Exercise prompt:
Word for word, print all of the entries below.
--- Extracted data ---
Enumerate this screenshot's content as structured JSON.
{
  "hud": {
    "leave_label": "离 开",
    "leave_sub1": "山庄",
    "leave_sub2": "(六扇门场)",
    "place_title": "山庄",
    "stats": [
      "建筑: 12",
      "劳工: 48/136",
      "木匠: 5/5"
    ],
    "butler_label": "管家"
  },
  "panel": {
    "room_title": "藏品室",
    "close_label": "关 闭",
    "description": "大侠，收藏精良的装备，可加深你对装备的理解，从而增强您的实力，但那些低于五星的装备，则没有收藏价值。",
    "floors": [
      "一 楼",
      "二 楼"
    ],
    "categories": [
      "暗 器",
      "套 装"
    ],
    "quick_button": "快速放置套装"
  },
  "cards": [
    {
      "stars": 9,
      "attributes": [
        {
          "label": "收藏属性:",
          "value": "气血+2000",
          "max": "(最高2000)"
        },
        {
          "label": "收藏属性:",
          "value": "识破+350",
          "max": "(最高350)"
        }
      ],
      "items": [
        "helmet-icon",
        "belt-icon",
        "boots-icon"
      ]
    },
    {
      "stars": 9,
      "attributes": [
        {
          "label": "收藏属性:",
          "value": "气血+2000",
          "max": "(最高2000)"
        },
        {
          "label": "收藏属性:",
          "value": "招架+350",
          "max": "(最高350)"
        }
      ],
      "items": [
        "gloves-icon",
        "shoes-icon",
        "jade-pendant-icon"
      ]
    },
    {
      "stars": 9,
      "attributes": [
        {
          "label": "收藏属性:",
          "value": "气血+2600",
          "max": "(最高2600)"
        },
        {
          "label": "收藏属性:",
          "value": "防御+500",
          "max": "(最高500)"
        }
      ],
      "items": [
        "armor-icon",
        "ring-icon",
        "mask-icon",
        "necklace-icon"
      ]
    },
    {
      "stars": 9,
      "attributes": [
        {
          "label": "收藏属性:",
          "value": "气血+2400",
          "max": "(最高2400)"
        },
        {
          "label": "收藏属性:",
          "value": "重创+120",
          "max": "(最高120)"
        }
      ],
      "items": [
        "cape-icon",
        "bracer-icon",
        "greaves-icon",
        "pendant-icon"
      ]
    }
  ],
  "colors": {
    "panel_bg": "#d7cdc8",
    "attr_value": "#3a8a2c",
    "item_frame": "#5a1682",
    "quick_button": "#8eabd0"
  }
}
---
The answer:
Enumerate this screenshot's content as structured JSON.
{
  "hud": {
    "leave_label": "离 开",
    "leave_sub1": "山庄",
    "leave_sub2": "(六扇门场)",
    "place_title": "山庄",
    "stats": [
      "建筑: 12",
      "劳工: 48/136",
      "木匠: 5/5"
    ],
    "butler_label": "管家"
  },
  "panel": {
    "room_title": "藏品室",
    "close_label": "关 闭",
    "description": "大侠，收藏精良的装备，可加深你对装备的理解，从而增强您的实力，但那些低于五星的装备，则没有收藏价值。",
    "floors": [
      "一 楼",
      "二 楼"
    ],
    "categories": [
      "暗 器",
      "套 装"
    ],
    "quick_button": "快速放置套装"
  },
  "cards": [
    {
      "stars": 9,
      "attributes": [
        {
          "label": "收藏属性:",
          "value": "气血+2000",
          "max": "(最高2000)"
        },
        {
          "label": "收藏属性:",
          "value": "识破+350",
          "max": "(最高350)"
        }
      ],
      "items": [
        "helmet-icon",
        "belt-icon",
        "boots-icon"
      ]
    },
    {
      "stars": 9,
      "attributes": [
        {
          "label": "收藏属性:",
          "value": "气血+2000",
          "max": "(最高2000)"
        },
        {
          "label": "收藏属性:",
          "value": "招架+350",
          "max": "(最高350)"
        }
      ],
      "items": [
        "gloves-icon",
        "shoes-icon",
        "jade-pendant-icon"
      ]
    },
    {
      "stars": 9,
      "attributes": [
        {
          "label": "收藏属性:",
          "value": "气血+2600",
          "max": "(最高2600)"
        },
        {
          "label": "收藏属性:",
          "value": "防御+500",
          "max": "(最高500)"
        }
      ],
      "items": [
        "armor-icon",
        "ring-icon",
        "mask-icon",
        "necklace-icon"
      ]
    },
    {
      "stars": 9,
      "attributes": [
        {
          "label": "收藏属性:",
          "value": "气血+2400",
          "max": "(最高2400)"
        },
        {
          "label": "收藏属性:",
          "value": "重创+120",
          "max": "(最高120)"
        }
      ],
      "items": [
        "cape-icon",
        "bracer-icon",
        "greaves-icon",
        "pendant-icon"
      ]
    }
  ],
  "colors": {
    "panel_bg": "#d7cdc8",
    "attr_value": "#3a8a2c",
    "item_frame": "#5a1682",
    "quick_button": "#8eabd0"
  }
}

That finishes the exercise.